BY Benjamin Makeham & Rebecca Edwards May 5, 2020
The way a mother supports the health of their developing child is not only influenced by their genetics and level of nutrition, but also by the health of their entire microbiome (the gut microbiome, and also the vaginal and skin microbiome to name just a few).
Just as mothers pass down their genes to their children and provide them with the nutrients they need to grow, they also pass down their microbiome and have a great influence over the community of microorganisms that are beginning to colonise this new tiny human.
As more and more research is uncovering the many ways good gut health and a robust gut microbiome supports our overall health and wellness, it is becoming increasingly important to support healthy microbial colonisation in our children in order to give them the best start to life.
It is well known that a transfer of microbes from mother to child occurs via vaginal birth as the baby passes through the birth canal, and via breastfeeding through the milk and skin-to-skin contact that occurs during feeding.
Fascinatingly, new research is starting to reveal that this transfer of microbes may begin much earlier than expected.
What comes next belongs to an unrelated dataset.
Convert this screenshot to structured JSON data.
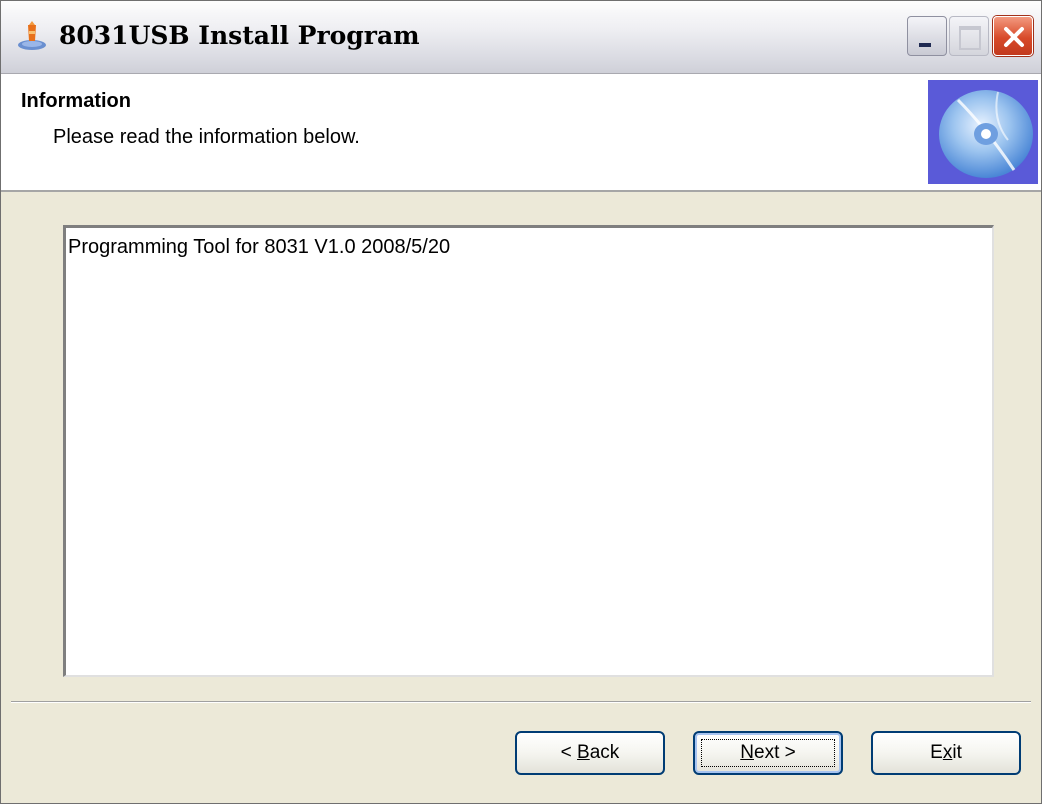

The passing down of microbes from the mother may begin in-utero, as the foetus is still developing, with beneficial microbes found in amniotic fluid, the umbilical blood cord, and the placenta of the mother. This newfound community is believed to be influenced by the microbes living in the gut and vagina of the mother.
With this in mind, it’s important for mothers to think about the health of their own microbiome leading up to and during pregnancy in order to support the most beneficial transfer of microbes to their children.
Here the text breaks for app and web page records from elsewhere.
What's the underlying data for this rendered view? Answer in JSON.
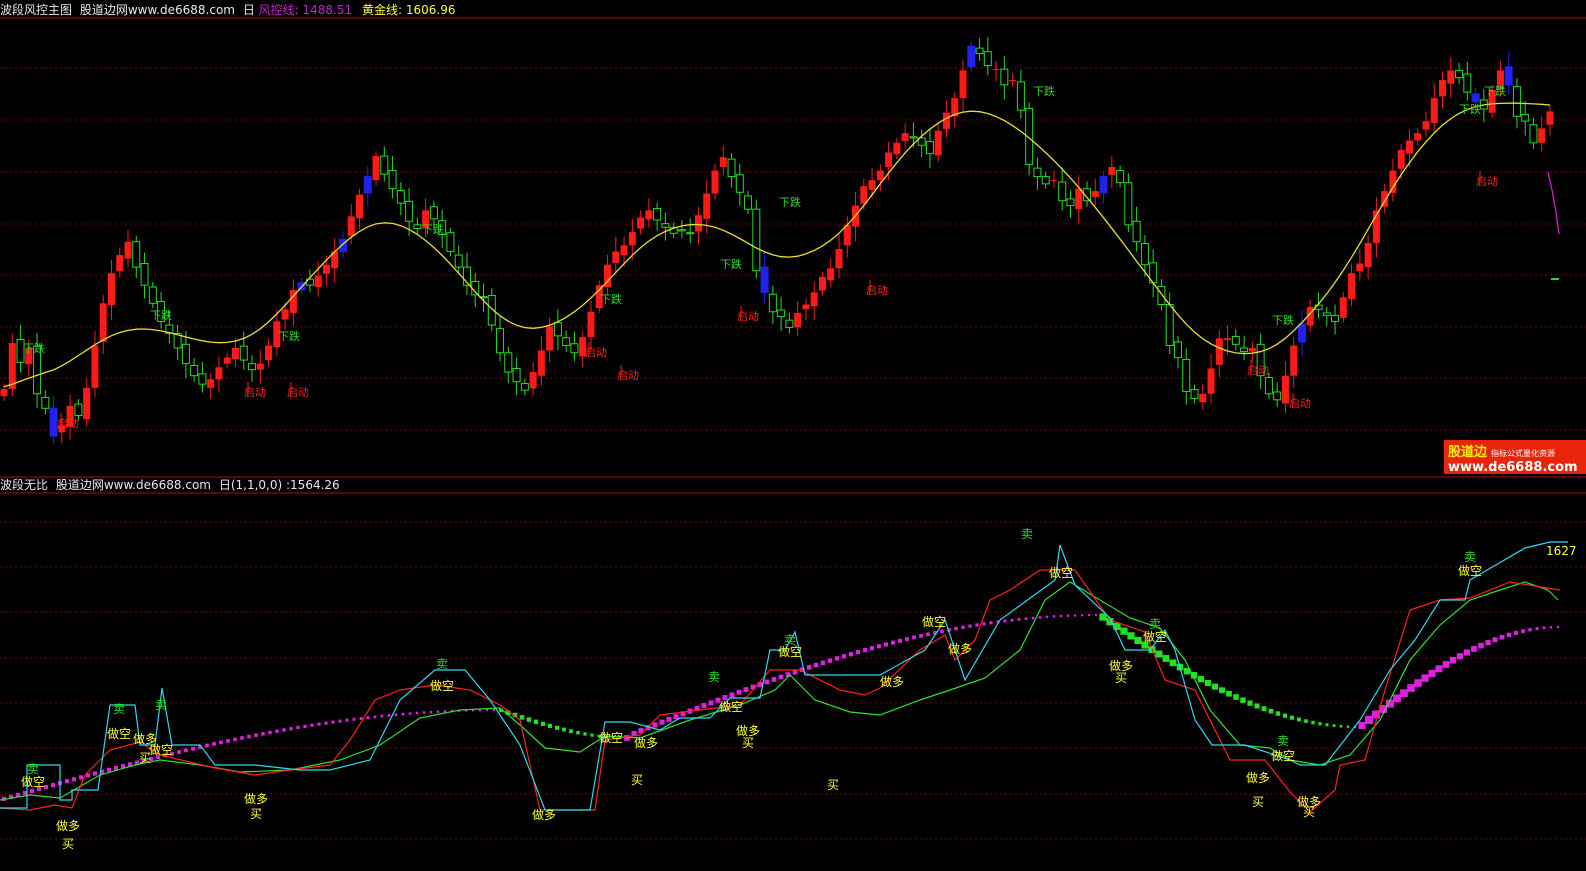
{
  "colors": {
    "background": "#000000",
    "grid": "#7a0000",
    "separator": "#aa1111",
    "up": "#ff1a1a",
    "down": "#22e022",
    "special": "#2222ee",
    "gold_line": "#e8e030",
    "risk_line": "#cc22cc",
    "cyan_line": "#30d8f0",
    "red_line": "#ff2020",
    "green_line": "#30e030",
    "label_yellow": "#ffff30",
    "label_green": "#22e022",
    "label_red": "#ff2020",
    "brand_bg": "#e8240a"
  },
  "top_panel": {
    "name": "波段风控主图",
    "site": "股道边网www.de6688.com",
    "period": "日",
    "risk_label": "风控线:",
    "risk_value": "1488.51",
    "gold_label": "黄金线:",
    "gold_value": "1606.96"
  },
  "bottom_panel": {
    "name": "波段无比",
    "site": "股道边网www.de6688.com",
    "params": "日(1,1,0,0)",
    "value": ":1564.26",
    "right_value": "1627"
  },
  "brand": {
    "name": "股道边",
    "tagline": "指标公式量化资源",
    "url": "www.de6688.com"
  },
  "chart_data": [
    {
      "type": "candlestick",
      "title": "波段风控主图",
      "ylim": [
        1280,
        1750
      ],
      "grid": true,
      "closes": [
        1434,
        1472,
        1456,
        1468,
        1430,
        1418,
        1395,
        1404,
        1420,
        1412,
        1435,
        1470,
        1505,
        1530,
        1545,
        1556,
        1535,
        1520,
        1505,
        1490,
        1480,
        1468,
        1455,
        1445,
        1438,
        1442,
        1452,
        1460,
        1468,
        1458,
        1450,
        1455,
        1470,
        1490,
        1500,
        1516,
        1522,
        1520,
        1528,
        1537,
        1548,
        1558,
        1577,
        1595,
        1610,
        1627,
        1612,
        1600,
        1588,
        1573,
        1567,
        1582,
        1575,
        1562,
        1548,
        1535,
        1520,
        1512,
        1510,
        1487,
        1464,
        1448,
        1440,
        1433,
        1448,
        1466,
        1486,
        1478,
        1470,
        1464,
        1477,
        1498,
        1520,
        1537,
        1548,
        1553,
        1564,
        1576,
        1582,
        1574,
        1568,
        1563,
        1565,
        1563,
        1578,
        1596,
        1615,
        1626,
        1610,
        1597,
        1583,
        1532,
        1514,
        1498,
        1494,
        1485,
        1497,
        1504,
        1514,
        1527,
        1534,
        1550,
        1570,
        1586,
        1602,
        1607,
        1615,
        1630,
        1638,
        1646,
        1642,
        1636,
        1629,
        1648,
        1663,
        1675,
        1698,
        1718,
        1712,
        1702,
        1699,
        1686,
        1690,
        1665,
        1620,
        1610,
        1604,
        1607,
        1590,
        1586,
        1600,
        1590,
        1598,
        1610,
        1618,
        1605,
        1570,
        1556,
        1537,
        1522,
        1504,
        1470,
        1460,
        1432,
        1426,
        1430,
        1451,
        1476,
        1476,
        1471,
        1465,
        1468,
        1445,
        1430,
        1425,
        1445,
        1470,
        1488,
        1502,
        1500,
        1495,
        1490,
        1510,
        1530,
        1538,
        1555,
        1582,
        1598,
        1615,
        1632,
        1640,
        1646,
        1656,
        1675,
        1690,
        1698,
        1692,
        1680,
        1672,
        1666,
        1682,
        1698,
        1686,
        1660,
        1656,
        1638,
        1650,
        1664
      ],
      "indicators": {
        "gold_line": {
          "name": "黄金线",
          "last": 1606.96
        },
        "risk_line": {
          "name": "风控线",
          "last": 1488.51
        }
      },
      "annotations": [
        "下跌",
        "启动"
      ]
    },
    {
      "type": "line",
      "title": "波段无比",
      "ylim": [
        1300,
        1720
      ],
      "grid": true,
      "series": [
        {
          "name": "cyan_line"
        },
        {
          "name": "red_line"
        },
        {
          "name": "green_line"
        },
        {
          "name": "dotted_trend"
        }
      ],
      "labels": [
        "卖",
        "做空",
        "做多",
        "买"
      ]
    }
  ],
  "top_labels": [
    {
      "text": "下跌",
      "x": 34,
      "y": 352,
      "c": "g"
    },
    {
      "text": "启动",
      "x": 68,
      "y": 427,
      "c": "r"
    },
    {
      "text": "下跌",
      "x": 161,
      "y": 319,
      "c": "g"
    },
    {
      "text": "启动",
      "x": 255,
      "y": 396,
      "c": "r"
    },
    {
      "text": "下跌",
      "x": 289,
      "y": 340,
      "c": "g"
    },
    {
      "text": "启动",
      "x": 298,
      "y": 396,
      "c": "r"
    },
    {
      "text": "下跌",
      "x": 433,
      "y": 233,
      "c": "g"
    },
    {
      "text": "启动",
      "x": 596,
      "y": 356,
      "c": "r"
    },
    {
      "text": "下跌",
      "x": 611,
      "y": 303,
      "c": "g"
    },
    {
      "text": "启动",
      "x": 628,
      "y": 379,
      "c": "r"
    },
    {
      "text": "下跌",
      "x": 731,
      "y": 268,
      "c": "g"
    },
    {
      "text": "启动",
      "x": 748,
      "y": 320,
      "c": "r"
    },
    {
      "text": "下跌",
      "x": 790,
      "y": 206,
      "c": "g"
    },
    {
      "text": "启动",
      "x": 877,
      "y": 294,
      "c": "r"
    },
    {
      "text": "下跌",
      "x": 1044,
      "y": 95,
      "c": "g"
    },
    {
      "text": "启动",
      "x": 1258,
      "y": 374,
      "c": "r"
    },
    {
      "text": "下跌",
      "x": 1283,
      "y": 324,
      "c": "g"
    },
    {
      "text": "启动",
      "x": 1300,
      "y": 407,
      "c": "r"
    },
    {
      "text": "下跌",
      "x": 1470,
      "y": 113,
      "c": "g"
    },
    {
      "text": "下跌",
      "x": 1495,
      "y": 95,
      "c": "g"
    },
    {
      "text": "启动",
      "x": 1487,
      "y": 185,
      "c": "r"
    }
  ],
  "bottom_labels": [
    {
      "text": "卖",
      "x": 33,
      "y": 773,
      "c": "g"
    },
    {
      "text": "做空",
      "x": 33,
      "y": 786,
      "c": "y"
    },
    {
      "text": "做多",
      "x": 68,
      "y": 830,
      "c": "y"
    },
    {
      "text": "买",
      "x": 68,
      "y": 848,
      "c": "y"
    },
    {
      "text": "卖",
      "x": 119,
      "y": 713,
      "c": "g"
    },
    {
      "text": "做空",
      "x": 119,
      "y": 738,
      "c": "y"
    },
    {
      "text": "做多",
      "x": 145,
      "y": 743,
      "c": "y"
    },
    {
      "text": "买",
      "x": 145,
      "y": 762,
      "c": "y"
    },
    {
      "text": "卖",
      "x": 161,
      "y": 709,
      "c": "g"
    },
    {
      "text": "做空",
      "x": 161,
      "y": 754,
      "c": "y"
    },
    {
      "text": "做多",
      "x": 256,
      "y": 803,
      "c": "y"
    },
    {
      "text": "买",
      "x": 256,
      "y": 818,
      "c": "y"
    },
    {
      "text": "卖",
      "x": 442,
      "y": 668,
      "c": "g"
    },
    {
      "text": "做空",
      "x": 442,
      "y": 690,
      "c": "y"
    },
    {
      "text": "做多",
      "x": 544,
      "y": 819,
      "c": "y"
    },
    {
      "text": "做空",
      "x": 611,
      "y": 742,
      "c": "y"
    },
    {
      "text": "做多",
      "x": 646,
      "y": 747,
      "c": "y"
    },
    {
      "text": "买",
      "x": 637,
      "y": 784,
      "c": "y"
    },
    {
      "text": "卖",
      "x": 714,
      "y": 681,
      "c": "g"
    },
    {
      "text": "做空",
      "x": 731,
      "y": 711,
      "c": "y"
    },
    {
      "text": "做多",
      "x": 748,
      "y": 735,
      "c": "y"
    },
    {
      "text": "买",
      "x": 748,
      "y": 747,
      "c": "y"
    },
    {
      "text": "卖",
      "x": 790,
      "y": 644,
      "c": "g"
    },
    {
      "text": "做空",
      "x": 790,
      "y": 656,
      "c": "y"
    },
    {
      "text": "买",
      "x": 833,
      "y": 789,
      "c": "y"
    },
    {
      "text": "做多",
      "x": 892,
      "y": 686,
      "c": "y"
    },
    {
      "text": "做空",
      "x": 934,
      "y": 626,
      "c": "y"
    },
    {
      "text": "做多",
      "x": 960,
      "y": 653,
      "c": "y"
    },
    {
      "text": "卖",
      "x": 1027,
      "y": 538,
      "c": "g"
    },
    {
      "text": "做空",
      "x": 1061,
      "y": 577,
      "c": "y"
    },
    {
      "text": "卖",
      "x": 1155,
      "y": 628,
      "c": "g"
    },
    {
      "text": "做空",
      "x": 1155,
      "y": 641,
      "c": "y"
    },
    {
      "text": "做多",
      "x": 1121,
      "y": 670,
      "c": "y"
    },
    {
      "text": "买",
      "x": 1121,
      "y": 682,
      "c": "y"
    },
    {
      "text": "卖",
      "x": 1283,
      "y": 745,
      "c": "g"
    },
    {
      "text": "做空",
      "x": 1283,
      "y": 760,
      "c": "y"
    },
    {
      "text": "做多",
      "x": 1258,
      "y": 782,
      "c": "y"
    },
    {
      "text": "买",
      "x": 1258,
      "y": 806,
      "c": "y"
    },
    {
      "text": "做多",
      "x": 1309,
      "y": 806,
      "c": "y"
    },
    {
      "text": "买",
      "x": 1309,
      "y": 816,
      "c": "y"
    },
    {
      "text": "卖",
      "x": 1470,
      "y": 561,
      "c": "g"
    },
    {
      "text": "做空",
      "x": 1470,
      "y": 575,
      "c": "y"
    }
  ]
}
For mothers who are unable to have vaginal births or breastfeed their children, this new research offers a new perspective and may allow mothers new ways to support the health of their child’s microbiome.
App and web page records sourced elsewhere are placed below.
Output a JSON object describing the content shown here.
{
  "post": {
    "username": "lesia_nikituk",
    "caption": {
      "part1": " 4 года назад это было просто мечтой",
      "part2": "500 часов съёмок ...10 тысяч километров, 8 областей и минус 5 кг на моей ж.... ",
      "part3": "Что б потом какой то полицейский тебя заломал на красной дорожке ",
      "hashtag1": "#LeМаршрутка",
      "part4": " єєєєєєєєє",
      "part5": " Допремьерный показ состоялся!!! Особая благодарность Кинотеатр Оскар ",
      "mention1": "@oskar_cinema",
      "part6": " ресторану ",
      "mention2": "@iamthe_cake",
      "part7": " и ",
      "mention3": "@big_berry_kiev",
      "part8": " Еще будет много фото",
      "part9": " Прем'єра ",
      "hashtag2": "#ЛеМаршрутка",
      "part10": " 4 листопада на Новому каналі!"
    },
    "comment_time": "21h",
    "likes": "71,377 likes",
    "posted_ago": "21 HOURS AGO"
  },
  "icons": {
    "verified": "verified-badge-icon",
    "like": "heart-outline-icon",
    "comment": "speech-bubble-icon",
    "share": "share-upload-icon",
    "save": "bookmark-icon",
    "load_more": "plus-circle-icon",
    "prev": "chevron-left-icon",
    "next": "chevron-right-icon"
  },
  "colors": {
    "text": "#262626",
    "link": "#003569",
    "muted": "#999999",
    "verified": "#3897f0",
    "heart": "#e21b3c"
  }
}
While eating a wholefood diet rich in nutrition and dietary fibre is one of the best ways to support good gut health, probiotic supplements full of Lactobacillus species offer a way for mothers to populate their microbiome with billions of beneficial bacteria that support the health of their gut and vaginal microbiome (which is dominated by Lactobacillus species), providing an easy way to support optimal health in both themselves and their developing child.
1. D’Argenio V. The Prenatal Microbiome: A New Player for Human Health. High-Throughput [Internet]. 2018 Dec 11;7(4):38
To support a healthy pregnancy